WHAT IS EXPECTED: Before copying the entries, remove the pictures; everything else stays exactly as it is.

DATA EXTRACTS:
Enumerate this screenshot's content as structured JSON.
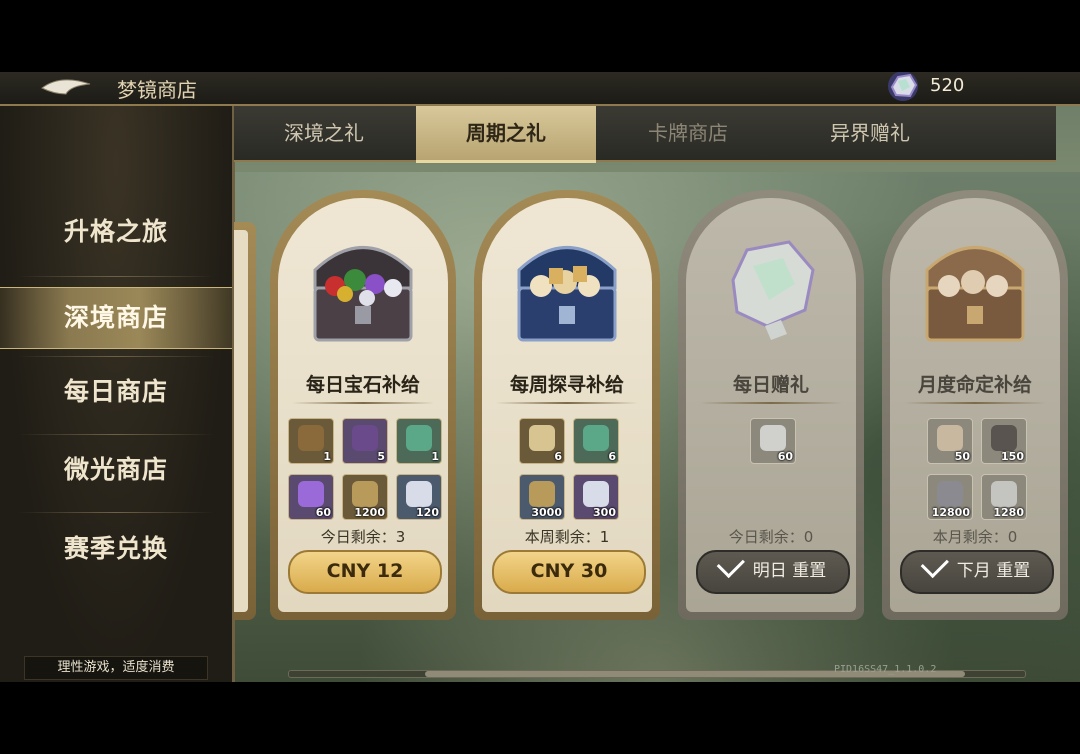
{
  "topbar": {
    "title": "梦镜商店",
    "currency_value": "520"
  },
  "sidebar": {
    "items": [
      {
        "label": "升格之旅",
        "active": false
      },
      {
        "label": "深境商店",
        "active": true
      },
      {
        "label": "每日商店",
        "active": false
      },
      {
        "label": "微光商店",
        "active": false
      },
      {
        "label": "赛季兑换",
        "active": false
      }
    ],
    "notice": "理性游戏，适度消费"
  },
  "tabs": [
    {
      "label": "深境之礼"
    },
    {
      "label": "周期之礼"
    },
    {
      "label": "卡牌商店"
    },
    {
      "label": "异界赠礼"
    }
  ],
  "cards": [
    {
      "title": "每日宝石补给",
      "items": [
        {
          "icon": "gem-chest-icon",
          "qty": "1"
        },
        {
          "icon": "purple-chest-icon",
          "qty": "5"
        },
        {
          "icon": "green-crystal-icon",
          "qty": "1"
        },
        {
          "icon": "purple-shard-icon",
          "qty": "60"
        },
        {
          "icon": "scroll-icon",
          "qty": "1200"
        },
        {
          "icon": "rainbow-stone-icon",
          "qty": "120"
        }
      ],
      "remaining": "今日剩余：3",
      "button": "CNY 12"
    },
    {
      "title": "每周探寻补给",
      "items": [
        {
          "icon": "gold-star-stone-icon",
          "qty": "6"
        },
        {
          "icon": "green-crystal-icon",
          "qty": "6"
        },
        {
          "icon": "scroll-icon",
          "qty": "3000"
        },
        {
          "icon": "rainbow-stone-icon",
          "qty": "300"
        }
      ],
      "remaining": "本周剩余：1",
      "button": "CNY 30"
    },
    {
      "title": "每日赠礼",
      "items": [
        {
          "icon": "rainbow-stone-icon",
          "qty": "60"
        }
      ],
      "remaining": "今日剩余：0",
      "button": "明日 重置"
    },
    {
      "title": "月度命定补给",
      "items": [
        {
          "icon": "gold-star-stone-icon",
          "qty": "50"
        },
        {
          "icon": "gem-chest-icon",
          "qty": "150"
        },
        {
          "icon": "scroll-icon",
          "qty": "12800"
        },
        {
          "icon": "rainbow-stone-icon",
          "qty": "1280"
        }
      ],
      "remaining": "本月剩余：0",
      "button": "下月 重置"
    }
  ],
  "footer": {
    "build": "PID16SS47_1.1.0.2"
  }
}
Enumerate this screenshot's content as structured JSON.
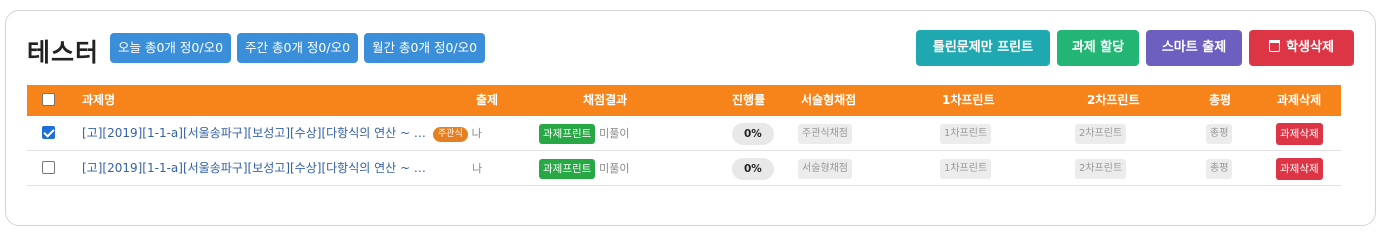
{
  "header": {
    "title": "테스터",
    "badges": [
      "오늘 총0개 정0/오0",
      "주간 총0개 정0/오0",
      "월간 총0개 정0/오0"
    ],
    "actions": {
      "print_wrong": "틀린문제만 프린트",
      "assign": "과제 할당",
      "smart": "스마트 출제",
      "delete_student": "학생삭제"
    }
  },
  "colors": {
    "header_bg": "#f7841a",
    "badge_blue": "#3b8fd9",
    "teal": "#1fa8b0",
    "green": "#22b573",
    "purple": "#6c5fc0",
    "red": "#dc3545"
  },
  "table": {
    "columns": {
      "name": "과제명",
      "setter": "출제",
      "grading": "채점결과",
      "progress": "진행률",
      "essay": "서술형채점",
      "print1": "1차프린트",
      "print2": "2차프린트",
      "review": "총평",
      "delete": "과제삭제"
    },
    "rows": [
      {
        "checked": true,
        "name": "[고][2019][1-1-a][서울송파구][보성고][수상][다항식의 연산 ~ …",
        "type_badge": "주관식",
        "setter": "나",
        "grading_btn": "과제프린트",
        "grading_status": "미풀이",
        "progress": "0%",
        "essay": "주관식채점",
        "print1": "1차프린트",
        "print2": "2차프린트",
        "review": "총평",
        "delete": "과제삭제"
      },
      {
        "checked": false,
        "name": "[고][2019][1-1-a][서울송파구][보성고][수상][다항식의 연산 ~ …",
        "type_badge": "",
        "setter": "나",
        "grading_btn": "과제프린트",
        "grading_status": "미풀이",
        "progress": "0%",
        "essay": "서술형채점",
        "print1": "1차프린트",
        "print2": "2차프린트",
        "review": "총평",
        "delete": "과제삭제"
      }
    ]
  }
}
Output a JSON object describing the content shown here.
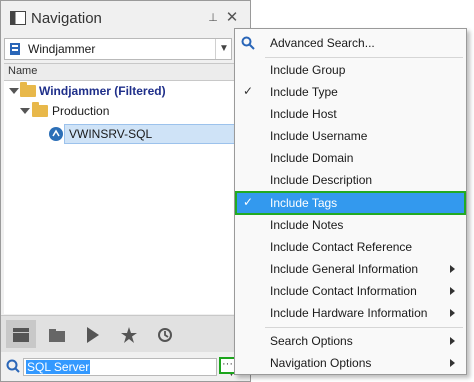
{
  "panel": {
    "title": "Navigation",
    "pin_glyph": "⊥",
    "close_glyph": "✕",
    "datasource": "Windjammer",
    "column_header": "Name"
  },
  "tree": {
    "root_label": "Windjammer (Filtered)",
    "group_label": "Production",
    "session_label": "VWINSRV-SQL"
  },
  "toolbar": {
    "icons": [
      "navigation-icon",
      "folder-icon",
      "play-icon",
      "star-icon",
      "history-icon"
    ]
  },
  "search": {
    "value": "SQL Server",
    "more_label": "···"
  },
  "menu": {
    "items": [
      {
        "label": "Advanced Search...",
        "checked": false,
        "submenu": false
      },
      {
        "label": "Include Group",
        "checked": false,
        "submenu": false
      },
      {
        "label": "Include Type",
        "checked": true,
        "submenu": false
      },
      {
        "label": "Include Host",
        "checked": false,
        "submenu": false
      },
      {
        "label": "Include Username",
        "checked": false,
        "submenu": false
      },
      {
        "label": "Include Domain",
        "checked": false,
        "submenu": false
      },
      {
        "label": "Include Description",
        "checked": false,
        "submenu": false
      },
      {
        "label": "Include Tags",
        "checked": true,
        "submenu": false
      },
      {
        "label": "Include Notes",
        "checked": false,
        "submenu": false
      },
      {
        "label": "Include Contact Reference",
        "checked": false,
        "submenu": false
      },
      {
        "label": "Include General Information",
        "checked": false,
        "submenu": true
      },
      {
        "label": "Include Contact Information",
        "checked": false,
        "submenu": true
      },
      {
        "label": "Include Hardware Information",
        "checked": false,
        "submenu": true
      },
      {
        "label": "Search Options",
        "checked": false,
        "submenu": true
      },
      {
        "label": "Navigation Options",
        "checked": false,
        "submenu": true
      }
    ],
    "check_glyph": "✓"
  },
  "colors": {
    "highlight": "#3399ee",
    "highlight_border": "#22aa22",
    "root_text": "#1f2f8a",
    "folder": "#e8b84a"
  }
}
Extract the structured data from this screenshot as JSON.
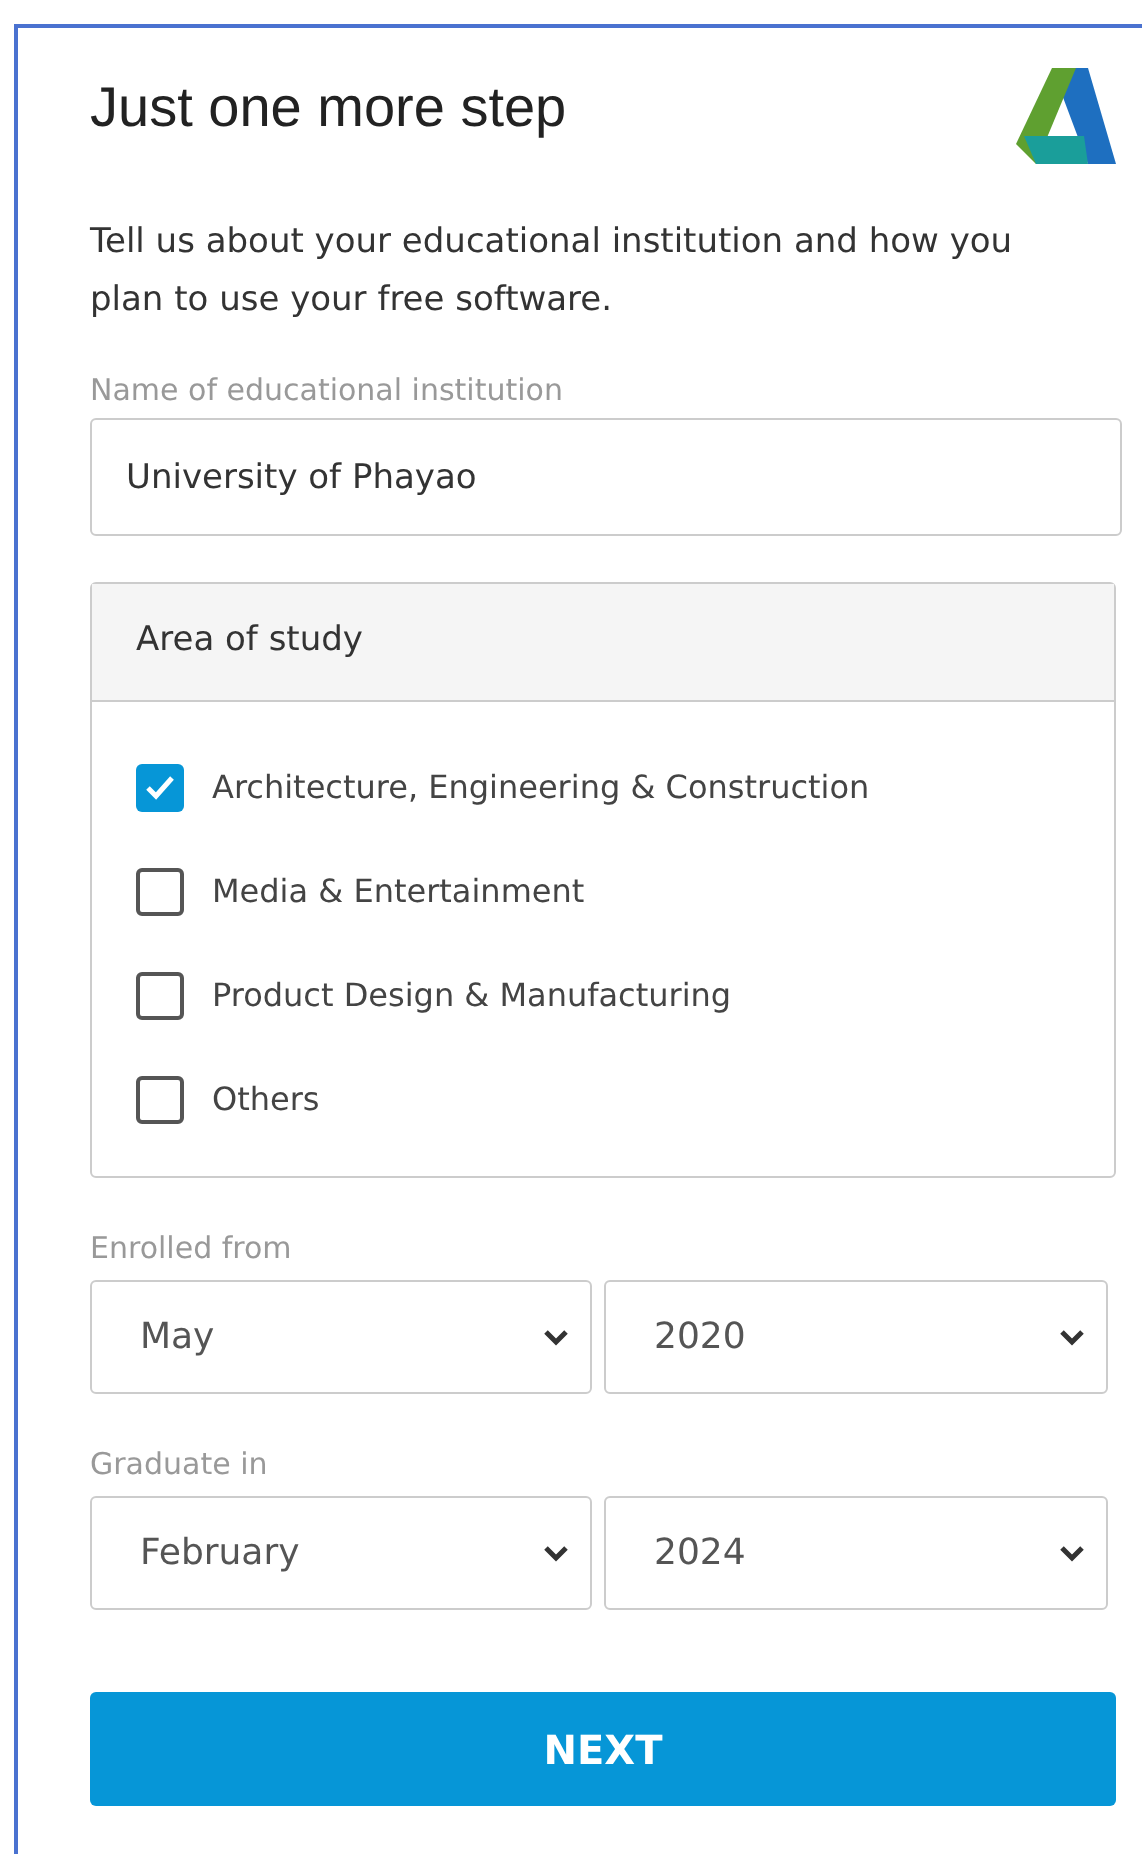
{
  "title": "Just one more step",
  "description": "Tell us about your educational institution and how you plan to use your free software.",
  "institution": {
    "label": "Name of educational institution",
    "value": "University of Phayao"
  },
  "area_of_study": {
    "heading": "Area of study",
    "options": [
      {
        "label": "Architecture, Engineering & Construction",
        "checked": true
      },
      {
        "label": "Media & Entertainment",
        "checked": false
      },
      {
        "label": "Product Design & Manufacturing",
        "checked": false
      },
      {
        "label": "Others",
        "checked": false
      }
    ]
  },
  "date_groups": [
    {
      "label": "Enrolled from",
      "month": "May",
      "year": "2020"
    },
    {
      "label": "Graduate in",
      "month": "February",
      "year": "2024"
    }
  ],
  "next_button": "NEXT"
}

RESPONSE:
Enumerate this screenshot's content as structured JSON.
{
  "topbar": {
    "title": "梦镜商店",
    "currency_value": "520"
  },
  "sidebar": {
    "items": [
      {
        "label": "升格之旅",
        "active": false
      },
      {
        "label": "深境商店",
        "active": true
      },
      {
        "label": "每日商店",
        "active": false
      },
      {
        "label": "微光商店",
        "active": false
      },
      {
        "label": "赛季兑换",
        "active": false
      }
    ],
    "notice": "理性游戏，适度消费"
  },
  "tabs": [
    {
      "label": "深境之礼"
    },
    {
      "label": "周期之礼"
    },
    {
      "label": "卡牌商店"
    },
    {
      "label": "异界赠礼"
    }
  ],
  "cards": [
    {
      "title": "每日宝石补给",
      "items": [
        {
          "icon": "gem-chest-icon",
          "qty": "1"
        },
        {
          "icon": "purple-chest-icon",
          "qty": "5"
        },
        {
          "icon": "green-crystal-icon",
          "qty": "1"
        },
        {
          "icon": "purple-shard-icon",
          "qty": "60"
        },
        {
          "icon": "scroll-icon",
          "qty": "1200"
        },
        {
          "icon": "rainbow-stone-icon",
          "qty": "120"
        }
      ],
      "remaining": "今日剩余：3",
      "button": "CNY 12"
    },
    {
      "title": "每周探寻补给",
      "items": [
        {
          "icon": "gold-star-stone-icon",
          "qty": "6"
        },
        {
          "icon": "green-crystal-icon",
          "qty": "6"
        },
        {
          "icon": "scroll-icon",
          "qty": "3000"
        },
        {
          "icon": "rainbow-stone-icon",
          "qty": "300"
        }
      ],
      "remaining": "本周剩余：1",
      "button": "CNY 30"
    },
    {
      "title": "每日赠礼",
      "items": [
        {
          "icon": "rainbow-stone-icon",
          "qty": "60"
        }
      ],
      "remaining": "今日剩余：0",
      "button": "明日 重置"
    },
    {
      "title": "月度命定补给",
      "items": [
        {
          "icon": "gold-star-stone-icon",
          "qty": "50"
        },
        {
          "icon": "gem-chest-icon",
          "qty": "150"
        },
        {
          "icon": "scroll-icon",
          "qty": "12800"
        },
        {
          "icon": "rainbow-stone-icon",
          "qty": "1280"
        }
      ],
      "remaining": "本月剩余：0",
      "button": "下月 重置"
    }
  ],
  "footer": {
    "build": "PID16SS47_1.1.0.2"
  }
}
Enumerate this screenshot's content as structured JSON.
{
  "header": {
    "title": "테스터",
    "badges": [
      "오늘 총0개 정0/오0",
      "주간 총0개 정0/오0",
      "월간 총0개 정0/오0"
    ],
    "actions": {
      "print_wrong": "틀린문제만 프린트",
      "assign": "과제 할당",
      "smart": "스마트 출제",
      "delete_student": "학생삭제"
    }
  },
  "colors": {
    "header_bg": "#f7841a",
    "badge_blue": "#3b8fd9",
    "teal": "#1fa8b0",
    "green": "#22b573",
    "purple": "#6c5fc0",
    "red": "#dc3545"
  },
  "table": {
    "columns": {
      "name": "과제명",
      "setter": "출제",
      "grading": "채점결과",
      "progress": "진행률",
      "essay": "서술형채점",
      "print1": "1차프린트",
      "print2": "2차프린트",
      "review": "총평",
      "delete": "과제삭제"
    },
    "rows": [
      {
        "checked": true,
        "name": "[고][2019][1-1-a][서울송파구][보성고][수상][다항식의 연산 ~ …",
        "type_badge": "주관식",
        "setter": "나",
        "grading_btn": "과제프린트",
        "grading_status": "미풀이",
        "progress": "0%",
        "essay": "주관식채점",
        "print1": "1차프린트",
        "print2": "2차프린트",
        "review": "총평",
        "delete": "과제삭제"
      },
      {
        "checked": false,
        "name": "[고][2019][1-1-a][서울송파구][보성고][수상][다항식의 연산 ~ …",
        "type_badge": "",
        "setter": "나",
        "grading_btn": "과제프린트",
        "grading_status": "미풀이",
        "progress": "0%",
        "essay": "서술형채점",
        "print1": "1차프린트",
        "print2": "2차프린트",
        "review": "총평",
        "delete": "과제삭제"
      }
    ]
  }
}
Output a JSON object describing the content shown here.
{
  "panel": {
    "title": "Navigation",
    "pin_glyph": "⊥",
    "close_glyph": "✕",
    "datasource": "Windjammer",
    "column_header": "Name"
  },
  "tree": {
    "root_label": "Windjammer (Filtered)",
    "group_label": "Production",
    "session_label": "VWINSRV-SQL"
  },
  "toolbar": {
    "icons": [
      "navigation-icon",
      "folder-icon",
      "play-icon",
      "star-icon",
      "history-icon"
    ]
  },
  "search": {
    "value": "SQL Server",
    "more_label": "···"
  },
  "menu": {
    "items": [
      {
        "label": "Advanced Search...",
        "checked": false,
        "submenu": false
      },
      {
        "label": "Include Group",
        "checked": false,
        "submenu": false
      },
      {
        "label": "Include Type",
        "checked": true,
        "submenu": false
      },
      {
        "label": "Include Host",
        "checked": false,
        "submenu": false
      },
      {
        "label": "Include Username",
        "checked": false,
        "submenu": false
      },
      {
        "label": "Include Domain",
        "checked": false,
        "submenu": false
      },
      {
        "label": "Include Description",
        "checked": false,
        "submenu": false
      },
      {
        "label": "Include Tags",
        "checked": true,
        "submenu": false
      },
      {
        "label": "Include Notes",
        "checked": false,
        "submenu": false
      },
      {
        "label": "Include Contact Reference",
        "checked": false,
        "submenu": false
      },
      {
        "label": "Include General Information",
        "checked": false,
        "submenu": true
      },
      {
        "label": "Include Contact Information",
        "checked": false,
        "submenu": true
      },
      {
        "label": "Include Hardware Information",
        "checked": false,
        "submenu": true
      },
      {
        "label": "Search Options",
        "checked": false,
        "submenu": true
      },
      {
        "label": "Navigation Options",
        "checked": false,
        "submenu": true
      }
    ],
    "check_glyph": "✓"
  },
  "colors": {
    "highlight": "#3399ee",
    "highlight_border": "#22aa22",
    "root_text": "#1f2f8a",
    "folder": "#e8b84a"
  }
}
Extract the structured data from this screenshot as JSON.
{
  "title": "Just one more step",
  "description": "Tell us about your educational institution and how you plan to use your free software.",
  "institution": {
    "label": "Name of educational institution",
    "value": "University of Phayao"
  },
  "area_of_study": {
    "heading": "Area of study",
    "options": [
      {
        "label": "Architecture, Engineering & Construction",
        "checked": true
      },
      {
        "label": "Media & Entertainment",
        "checked": false
      },
      {
        "label": "Product Design & Manufacturing",
        "checked": false
      },
      {
        "label": "Others",
        "checked": false
      }
    ]
  },
  "date_groups": [
    {
      "label": "Enrolled from",
      "month": "May",
      "year": "2020"
    },
    {
      "label": "Graduate in",
      "month": "February",
      "year": "2024"
    }
  ],
  "next_button": "NEXT"
}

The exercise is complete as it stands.